Intelligent robots and facial recognition technology are regularly cited in public debates around algorithmic biases. The Arborus Association, which works for gender equality, has looked into the issue and, in collaboration with Orange, has developed a seven-point charter for artificial intelligence that is inclusive and does not present bias or stereotypes from its conception. Six large companies and one international SME are among the first signatories, including EDF, Danone and Sodexo.
While artificial intelligence is “a tremendous lever for development, progress in education,health, the environment, industry,” the technology can also be “a factor of gender inequality,” an Arborus spokes person told ZDNet. “As compter of today,we are opening this charter to the signature of all companies, regardless of their size, their sector of activity, their nationality.. This charter is therefore open to the signature of all companies and organisations that wish to do so,via an online platform created for the occasion.” l’occasion
Among the principles,the charter mentions “promoting diversity and diversity in teams working on artificial intelligence-based solutions,” d’intelligence or “organizing to assess and respond to any form of discrimination that may result from biased or stereotypical data.” Today, nearly 12% of researchers worldwide are women, according to a study by Canadian company Element AI.
Learning from conception
The charter also advises “training to raise awareness and accountability among designers, developers and all stakeholders involved in AI manufacturing, stereotypes, in ways that can lead to discrimination” and to “ensure that suppliers are properly selected and evaluated in an iterative manner to ensure that the entire AI value chain is non-discriminatory.”
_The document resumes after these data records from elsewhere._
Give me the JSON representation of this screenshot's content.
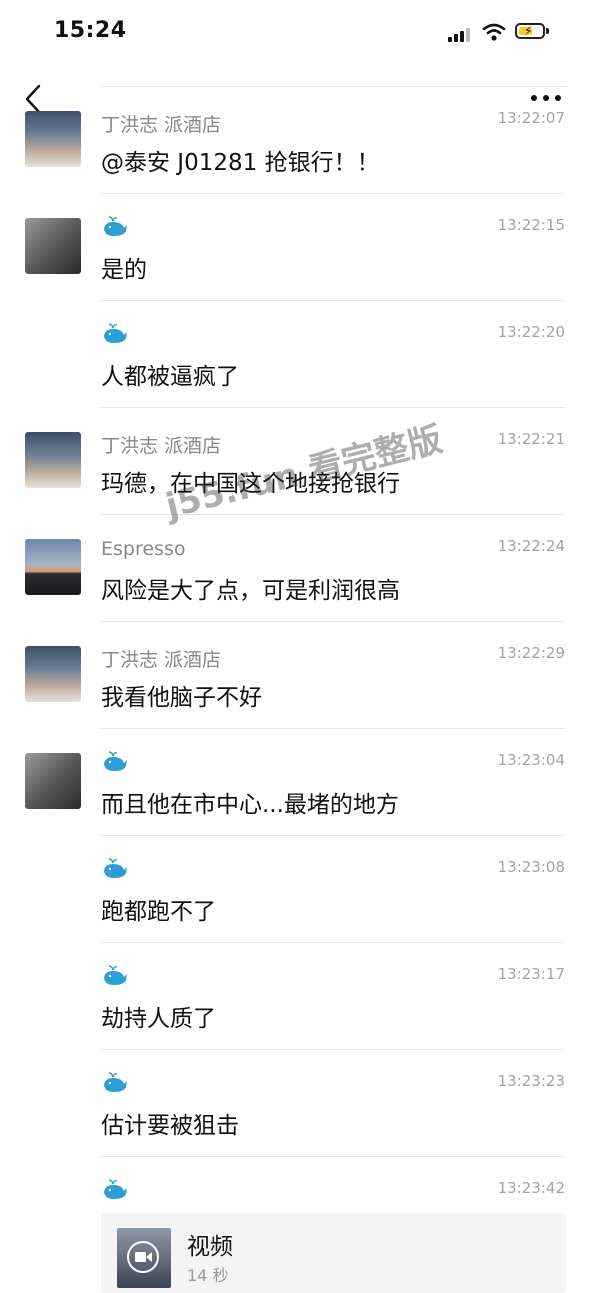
{
  "status_bar": {
    "time": "15:24"
  },
  "messages": [
    {
      "sender": "丁洪志 派酒店",
      "time": "13:22:07",
      "text": "@泰安 J01281 抢银行！！",
      "avatar": "couple"
    },
    {
      "sender": "",
      "time": "13:22:15",
      "text": "是的",
      "avatar": "bw"
    },
    {
      "sender": "",
      "time": "13:22:20",
      "text": "人都被逼疯了",
      "avatar": ""
    },
    {
      "sender": "丁洪志 派酒店",
      "time": "13:22:21",
      "text": "玛德，在中国这个地接抢银行",
      "avatar": "couple"
    },
    {
      "sender": "Espresso",
      "time": "13:22:24",
      "text": "风险是大了点，可是利润很高",
      "avatar": "sunset"
    },
    {
      "sender": "丁洪志 派酒店",
      "time": "13:22:29",
      "text": "我看他脑子不好",
      "avatar": "couple"
    },
    {
      "sender": "",
      "time": "13:23:04",
      "text": "而且他在市中心...最堵的地方",
      "avatar": "bw"
    },
    {
      "sender": "",
      "time": "13:23:08",
      "text": "跑都跑不了",
      "avatar": ""
    },
    {
      "sender": "",
      "time": "13:23:17",
      "text": "劫持人质了",
      "avatar": ""
    },
    {
      "sender": "",
      "time": "13:23:23",
      "text": "估计要被狙击",
      "avatar": ""
    }
  ],
  "video_message": {
    "time": "13:23:42",
    "title": "视频",
    "duration": "14 秒"
  },
  "watermark": "j55.fun 看完整版",
  "colors": {
    "accent_whale": "#2b9ed6",
    "divider": "#e6e6e6",
    "timestamp": "#a3a3a3"
  }
}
If algorithms can be problematic,it is because they are designed “in our image” and, “according to the data that feeds them, can reproduce biases and stereotypes that already exist in society,” argues avance Delphine Pouponneau, director of diversity and inclusion at Orange. “These biases are the result of human intervention at the time of conception, at the time of data collection or in writing the code. If -t- algorithms, as well as the choice of data used to feed these algorithms, are though, created and managed only by Caucasian men, machines will only translate and amplify a particular and therefore biased vision of society,” she says..
Orange says it is committed to this project in more ways than one. titre “First of all, we have been a French player in artificial intelligence for many years. We develop it in the areas of customer relations, in finance and we begin to exploit its potential in the supervision of our networks.. Soon,we will be able to do predictive maintenance to avoid incidents. Artificial intelligence is therefore one of the professions that we want to develop as a priority at Orange, with many planned in the coming years,” the group said in a statement.
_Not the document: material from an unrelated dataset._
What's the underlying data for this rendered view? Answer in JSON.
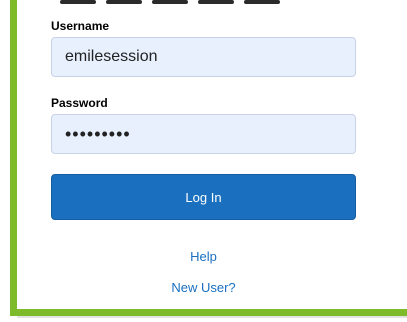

A charter that lays the foundations for a future label
The European Union had also in the past reiterate support for artificial intelligence applications that were considered reliable and ethical. In the context of Covid-19, the Council of Europe recently spoke on the subject through its “Recommendation on the Impacts of Algorithmic Systems on Human Rights”.“.
For Delphine Pouponneau, there is no need to further strengthen the regulation of the sector. “My conviction is that we must be careful not to curb the dynamism of the sector, especially in the face of Chinese or American actors,” says the head of Orange,which supports “incentive and pedagogical,not coercive, approaches.”
This charter marks a first step before the creation of an international label GEEIS-AI in the coming months. “Based on the GEEIS (gender equality) label repository, we interviewed each of the criteria in light of the problems brought by AI. The challenge is to propose an HR and technical audit aimed at apprehending biases,” says Arborus.